Work instructions: This exercise asks for a copy of each line in the records below with the word "JSON" in it.

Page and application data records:
================================

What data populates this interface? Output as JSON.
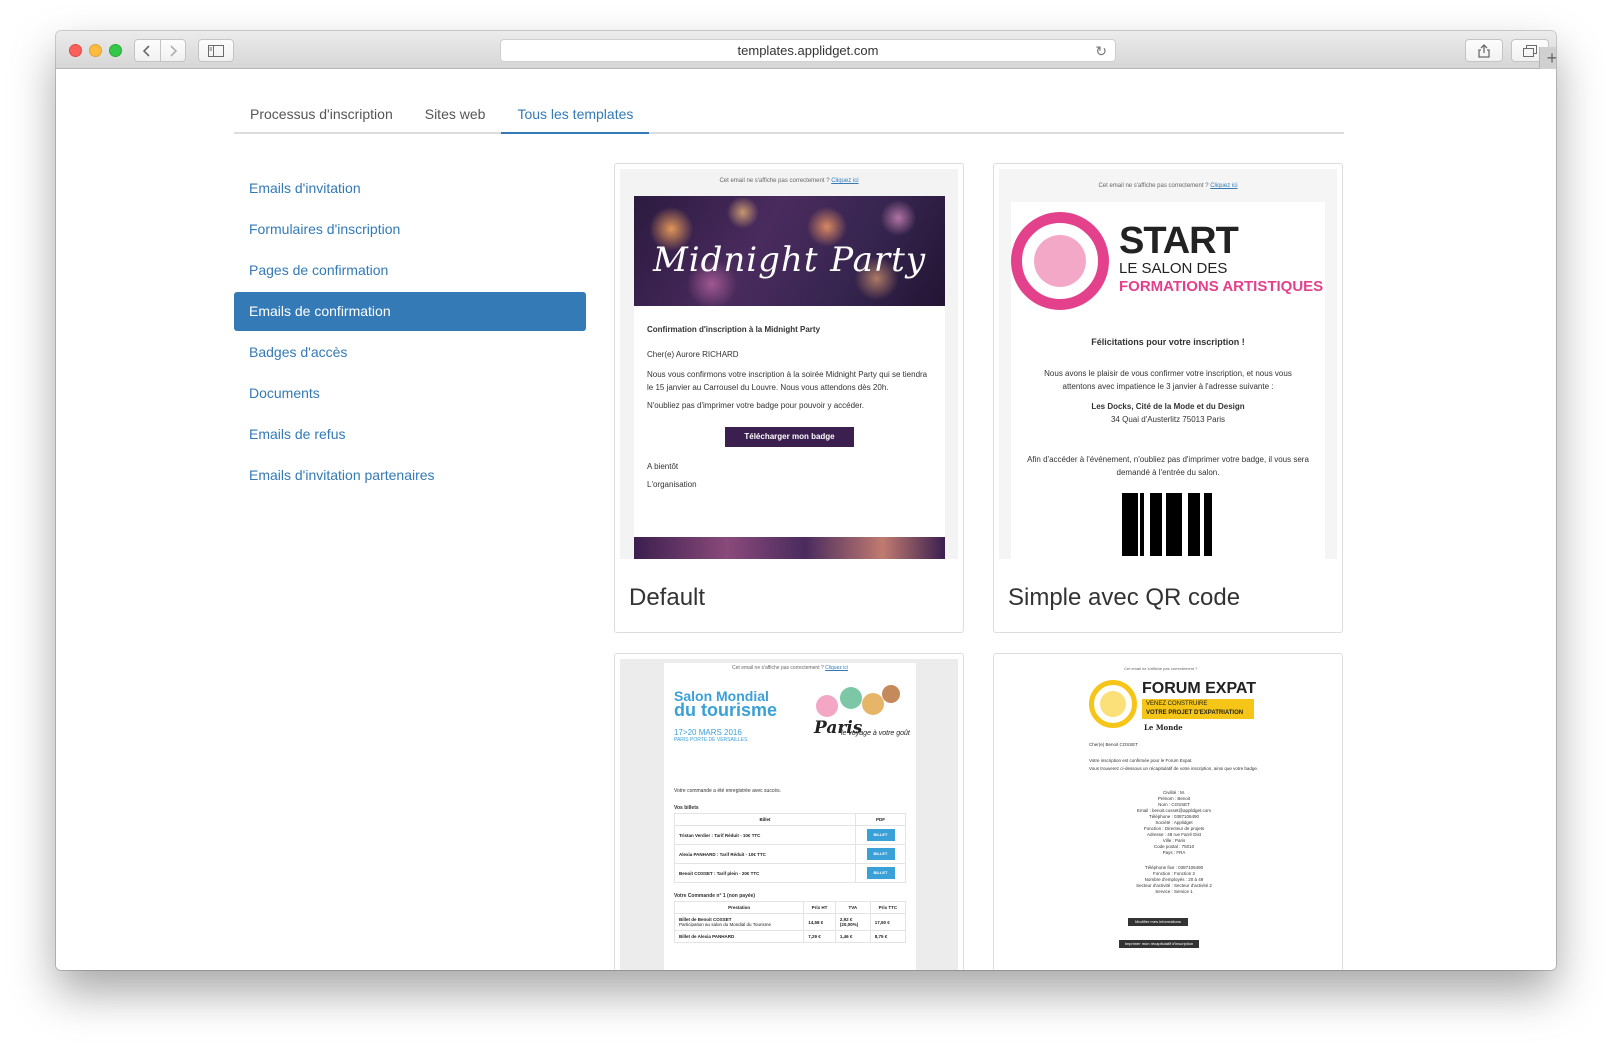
{
  "browser": {
    "url": "templates.applidget.com"
  },
  "tabs": [
    {
      "label": "Processus d'inscription",
      "active": false
    },
    {
      "label": "Sites web",
      "active": false
    },
    {
      "label": "Tous les templates",
      "active": true
    }
  ],
  "side_nav": [
    {
      "label": "Emails d'invitation",
      "active": false
    },
    {
      "label": "Formulaires d'inscription",
      "active": false
    },
    {
      "label": "Pages de confirmation",
      "active": false
    },
    {
      "label": "Emails de confirmation",
      "active": true
    },
    {
      "label": "Badges d'accès",
      "active": false
    },
    {
      "label": "Documents",
      "active": false
    },
    {
      "label": "Emails de refus",
      "active": false
    },
    {
      "label": "Emails d'invitation partenaires",
      "active": false
    }
  ],
  "templates": {
    "default": {
      "title": "Default",
      "note": "Cet email ne s'affiche pas correctement ?",
      "note_link": "Cliquez ici",
      "banner_title": "Midnight Party",
      "heading": "Confirmation d'inscription à la Midnight Party",
      "greeting": "Cher(e) Aurore RICHARD",
      "body": "Nous vous confirmons votre inscription à la soirée Midnight Party qui se tiendra le 15 janvier au Carrousel du Louvre. Nous vous attendons dès 20h.",
      "reminder": "N'oubliez pas d'imprimer votre badge pour pouvoir y accéder.",
      "button": "Télécharger mon badge",
      "closing": "A bientôt",
      "signature": "L'organisation"
    },
    "qr": {
      "title": "Simple avec QR code",
      "note": "Cet email ne s'affiche pas correctement ?",
      "note_link": "Cliquez ici",
      "logo_big": "START",
      "logo_line1": "LE SALON DES",
      "logo_line2": "FORMATIONS ARTISTIQUES",
      "heading": "Félicitations pour votre inscription !",
      "body": "Nous avons le plaisir de vous confirmer votre inscription, et nous vous attentons avec impatience le 3 janvier à l'adresse suivante :",
      "venue": "Les Docks, Cité de la Mode et du Design",
      "address": "34 Quai d'Austerlitz 75013 Paris",
      "reminder": "Afin d'accéder à l'événement, n'oubliez pas d'imprimer votre badge, il vous sera demandé à l'entrée du salon."
    },
    "tourisme": {
      "note": "Cet email ne s'affiche pas correctement ?",
      "note_link": "Cliquez ici",
      "title_line1": "Salon Mondial",
      "title_line2": "du tourisme",
      "dates": "17>20 MARS 2016",
      "place": "PARIS PORTE DE VERSAILLES",
      "paris": "Paris",
      "tagline": "le voyage à votre goût",
      "success": "Votre commande a été enregistrée avec succès.",
      "tickets_label": "Vos billets",
      "tickets_headers": [
        "Billet",
        "PDF"
      ],
      "tickets": [
        {
          "name": "Tristan Verdier : Tarif Réduit - 10€ TTC",
          "btn": "BILLET"
        },
        {
          "name": "Alexia PANHARD : Tarif Réduit - 10€ TTC",
          "btn": "BILLET"
        },
        {
          "name": "Benoit COSSET : Tarif plein - 20€ TTC",
          "btn": "BILLET"
        }
      ],
      "order_label": "Votre Commande n° 1 (non payée)",
      "order_headers": [
        "Prestation",
        "Prix HT",
        "TVA",
        "Prix TTC"
      ],
      "order_rows": [
        {
          "name": "Billet de Benoit COSSET",
          "desc": "Participation au salon du Mondial du Tourisme",
          "ht": "14,58 €",
          "tva": "2,92 €",
          "tva2": "(20,00%)",
          "ttc": "17,50 €"
        },
        {
          "name": "Billet de Alexia PANHARD",
          "desc": "",
          "ht": "7,29 €",
          "tva": "1,46 €",
          "tva2": "",
          "ttc": "8,75 €"
        }
      ]
    },
    "forum": {
      "top_note": "Cet email ne s'affiche pas correctement ?",
      "title": "FORUM EXPAT",
      "sub1": "VENEZ CONSTRUIRE",
      "sub2": "VOTRE PROJET D'EXPATRIATION",
      "partner": "Le Monde",
      "greeting": "Cher(e) Benoit COSSET",
      "line1": "Votre inscription est confirmée pour le Forum Expat.",
      "line2": "Vous trouverez ci-dessous un récapitulatif de votre inscription, ainsi que votre badge.",
      "fields": [
        "Civilité : M.",
        "Prénom : Benoit",
        "Nom : COSSET",
        "Email : benoit.cosset@applidget.com",
        "Téléphone : 0387106490",
        "Société : Applidget",
        "Fonction : Directeur de projets",
        "Adresse : 48 rue Farré Dist",
        "Ville : Paris",
        "Code postal : 75010",
        "Pays : FRA"
      ],
      "fields2": [
        "Téléphone fixe : 0387106490",
        "Fonction : Fonction 2",
        "Nombre d'employés : 20 à 49",
        "Secteur d'activité : Secteur d'activité 2",
        "Service : Service 1"
      ],
      "btn1": "Modifier mes informations",
      "btn2": "Imprimer mon récapitulatif d'inscription"
    }
  },
  "colors": {
    "accent": "#337ab7",
    "purple": "#3b1f4f",
    "pink": "#e4418c",
    "blue": "#3aa0d8",
    "yellow": "#f5c518"
  }
}
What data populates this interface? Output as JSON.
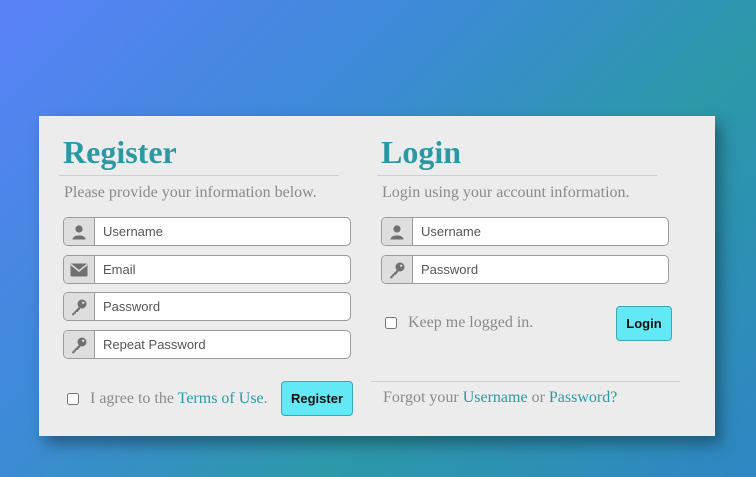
{
  "register": {
    "title": "Register",
    "subtitle": "Please provide your information below.",
    "username_placeholder": "Username",
    "email_placeholder": "Email",
    "password_placeholder": "Password",
    "repeat_password_placeholder": "Repeat Password",
    "agree_prefix": "I agree to the",
    "terms_link": "Terms of Use",
    "agree_suffix": ".",
    "button_label": "Register"
  },
  "login": {
    "title": "Login",
    "subtitle": "Login using your account information.",
    "username_placeholder": "Username",
    "password_placeholder": "Password",
    "keep_logged_label": "Keep me logged in.",
    "button_label": "Login",
    "forgot_prefix": "Forgot your",
    "username_link": "Username",
    "or_text": "or",
    "password_link": "Password?"
  },
  "icons": {
    "user": "user-icon",
    "email": "envelope-icon",
    "password": "key-icon"
  },
  "colors": {
    "accent": "#2b99a3",
    "button": "#63e8f5",
    "panel": "#ececec",
    "muted_text": "#8a8a8a"
  }
}
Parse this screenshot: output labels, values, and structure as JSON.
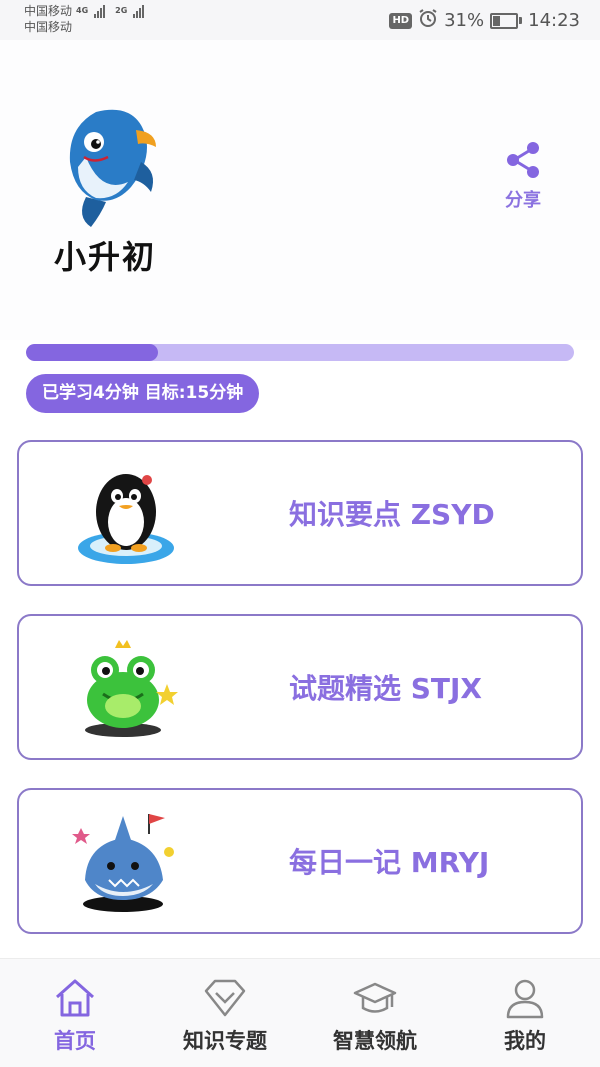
{
  "status_bar": {
    "carrier_1": "中国移动",
    "carrier_2": "中国移动",
    "net_1": "4G",
    "net_2": "2G",
    "hd": "HD",
    "battery_percent": "31%",
    "battery_level": 0.31,
    "time": "14:23"
  },
  "header": {
    "logo_icon": "dolphin-mascot-icon",
    "app_name": "小升初",
    "share_label": "分享"
  },
  "progress": {
    "fraction": 0.24,
    "study_text": "已学习4分钟 目标:15分钟"
  },
  "cards": [
    {
      "icon": "penguin-icon",
      "title": "知识要点 ZSYD"
    },
    {
      "icon": "frog-icon",
      "title": "试题精选 STJX"
    },
    {
      "icon": "shark-icon",
      "title": "每日一记 MRYJ"
    }
  ],
  "tabs": [
    {
      "icon": "home-icon",
      "label": "首页",
      "active": true
    },
    {
      "icon": "diamond-icon",
      "label": "知识专题",
      "active": false
    },
    {
      "icon": "graduation-cap-icon",
      "label": "智慧领航",
      "active": false
    },
    {
      "icon": "user-icon",
      "label": "我的",
      "active": false
    }
  ],
  "colors": {
    "accent": "#8466e0",
    "accent_light": "#c6b9f5",
    "card_border": "#8b79c8"
  }
}
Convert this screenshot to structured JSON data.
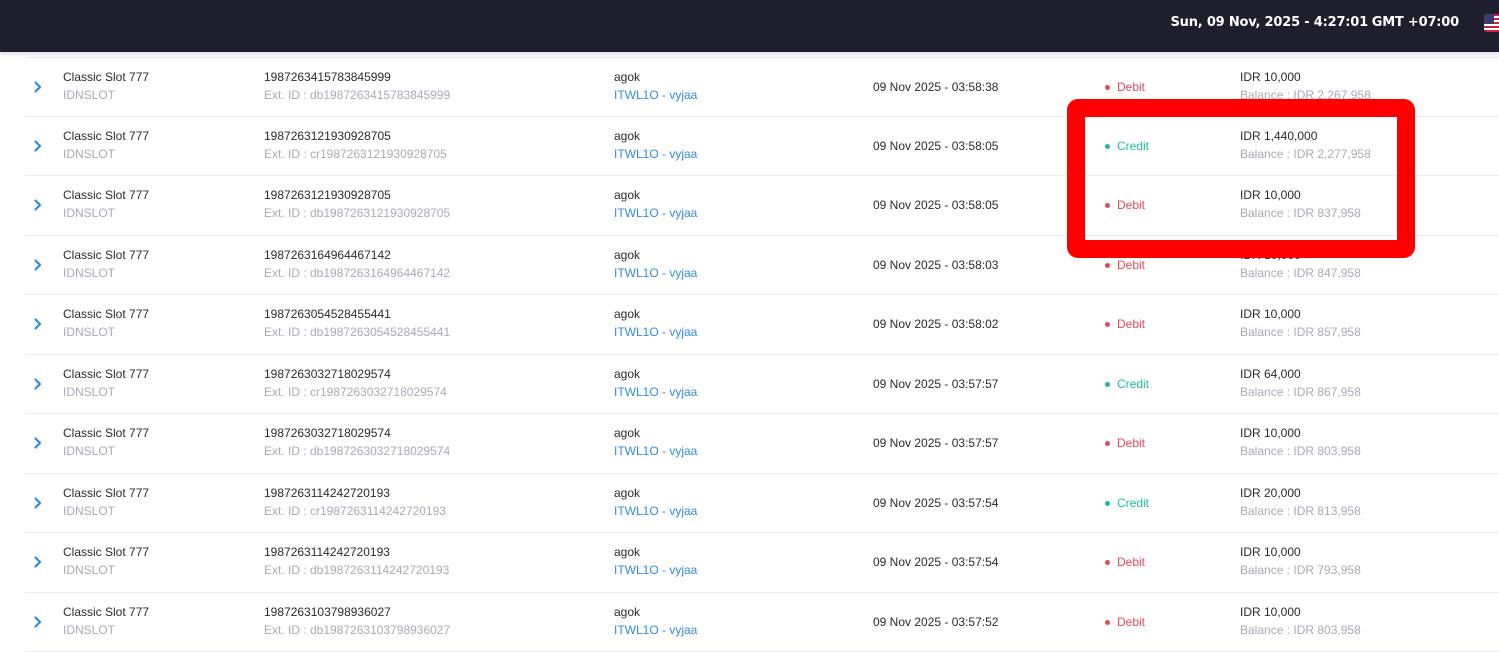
{
  "header": {
    "datetime": "Sun, 09 Nov, 2025 - 4:27:01",
    "timezone": "GMT +07:00",
    "language_flag_icon": "us-flag-icon"
  },
  "rows": [
    {
      "game": "Classic Slot 777",
      "provider": "IDNSLOT",
      "txid": "1987263415783845999",
      "extid": "Ext. ID : db1987263415783845999",
      "user": "agok",
      "agent": "ITWL1O - vyjaa",
      "date": "09 Nov 2025 - 03:58:38",
      "type": "Debit",
      "amount": "IDR 10,000",
      "balance": "Balance : IDR 2,267,958"
    },
    {
      "game": "Classic Slot 777",
      "provider": "IDNSLOT",
      "txid": "1987263121930928705",
      "extid": "Ext. ID : cr1987263121930928705",
      "user": "agok",
      "agent": "ITWL1O - vyjaa",
      "date": "09 Nov 2025 - 03:58:05",
      "type": "Credit",
      "amount": "IDR 1,440,000",
      "balance": "Balance : IDR 2,277,958"
    },
    {
      "game": "Classic Slot 777",
      "provider": "IDNSLOT",
      "txid": "1987263121930928705",
      "extid": "Ext. ID : db1987263121930928705",
      "user": "agok",
      "agent": "ITWL1O - vyjaa",
      "date": "09 Nov 2025 - 03:58:05",
      "type": "Debit",
      "amount": "IDR 10,000",
      "balance": "Balance : IDR 837,958"
    },
    {
      "game": "Classic Slot 777",
      "provider": "IDNSLOT",
      "txid": "1987263164964467142",
      "extid": "Ext. ID : db1987263164964467142",
      "user": "agok",
      "agent": "ITWL1O - vyjaa",
      "date": "09 Nov 2025 - 03:58:03",
      "type": "Debit",
      "amount": "IDR 10,000",
      "balance": "Balance : IDR 847,958"
    },
    {
      "game": "Classic Slot 777",
      "provider": "IDNSLOT",
      "txid": "1987263054528455441",
      "extid": "Ext. ID : db1987263054528455441",
      "user": "agok",
      "agent": "ITWL1O - vyjaa",
      "date": "09 Nov 2025 - 03:58:02",
      "type": "Debit",
      "amount": "IDR 10,000",
      "balance": "Balance : IDR 857,958"
    },
    {
      "game": "Classic Slot 777",
      "provider": "IDNSLOT",
      "txid": "1987263032718029574",
      "extid": "Ext. ID : cr1987263032718029574",
      "user": "agok",
      "agent": "ITWL1O - vyjaa",
      "date": "09 Nov 2025 - 03:57:57",
      "type": "Credit",
      "amount": "IDR 64,000",
      "balance": "Balance : IDR 867,958"
    },
    {
      "game": "Classic Slot 777",
      "provider": "IDNSLOT",
      "txid": "1987263032718029574",
      "extid": "Ext. ID : db1987263032718029574",
      "user": "agok",
      "agent": "ITWL1O - vyjaa",
      "date": "09 Nov 2025 - 03:57:57",
      "type": "Debit",
      "amount": "IDR 10,000",
      "balance": "Balance : IDR 803,958"
    },
    {
      "game": "Classic Slot 777",
      "provider": "IDNSLOT",
      "txid": "1987263114242720193",
      "extid": "Ext. ID : cr1987263114242720193",
      "user": "agok",
      "agent": "ITWL1O - vyjaa",
      "date": "09 Nov 2025 - 03:57:54",
      "type": "Credit",
      "amount": "IDR 20,000",
      "balance": "Balance : IDR 813,958"
    },
    {
      "game": "Classic Slot 777",
      "provider": "IDNSLOT",
      "txid": "1987263114242720193",
      "extid": "Ext. ID : db1987263114242720193",
      "user": "agok",
      "agent": "ITWL1O - vyjaa",
      "date": "09 Nov 2025 - 03:57:54",
      "type": "Debit",
      "amount": "IDR 10,000",
      "balance": "Balance : IDR 793,958"
    },
    {
      "game": "Classic Slot 777",
      "provider": "IDNSLOT",
      "txid": "1987263103798936027",
      "extid": "Ext. ID : db1987263103798936027",
      "user": "agok",
      "agent": "ITWL1O - vyjaa",
      "date": "09 Nov 2025 - 03:57:52",
      "type": "Debit",
      "amount": "IDR 10,000",
      "balance": "Balance : IDR 803,958"
    }
  ],
  "colors": {
    "debit": "#e24a5c",
    "credit": "#1bb8a8",
    "link": "#2f8be6",
    "highlight": "#ff0000",
    "topbar": "#1e1e2d"
  },
  "icons": {
    "expand": "chevron-right-icon",
    "status": "status-dot-icon"
  }
}
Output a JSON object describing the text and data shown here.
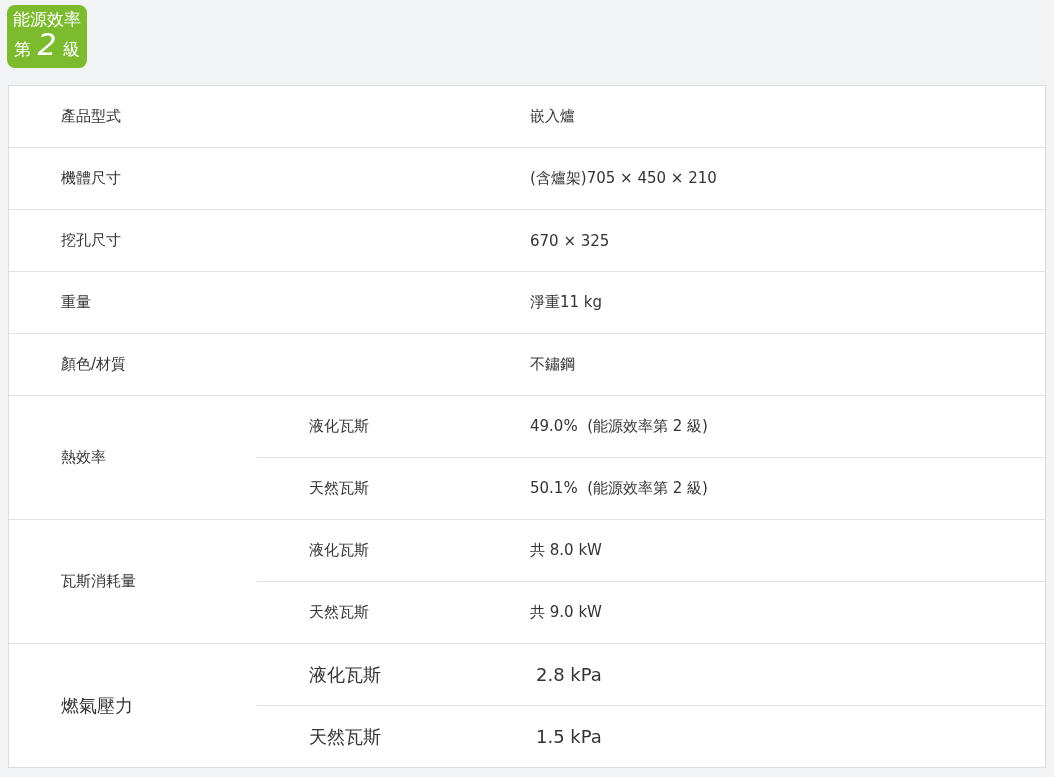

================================

Response for this exercise:
What data populates this interface? Output as JSON.
What data populates this interface? Output as JSON.
Parse this screenshot: output labels, values, and structure as JSON.
Convert this screenshot to structured JSON data.
Output a JSON object describing the text and data shown here.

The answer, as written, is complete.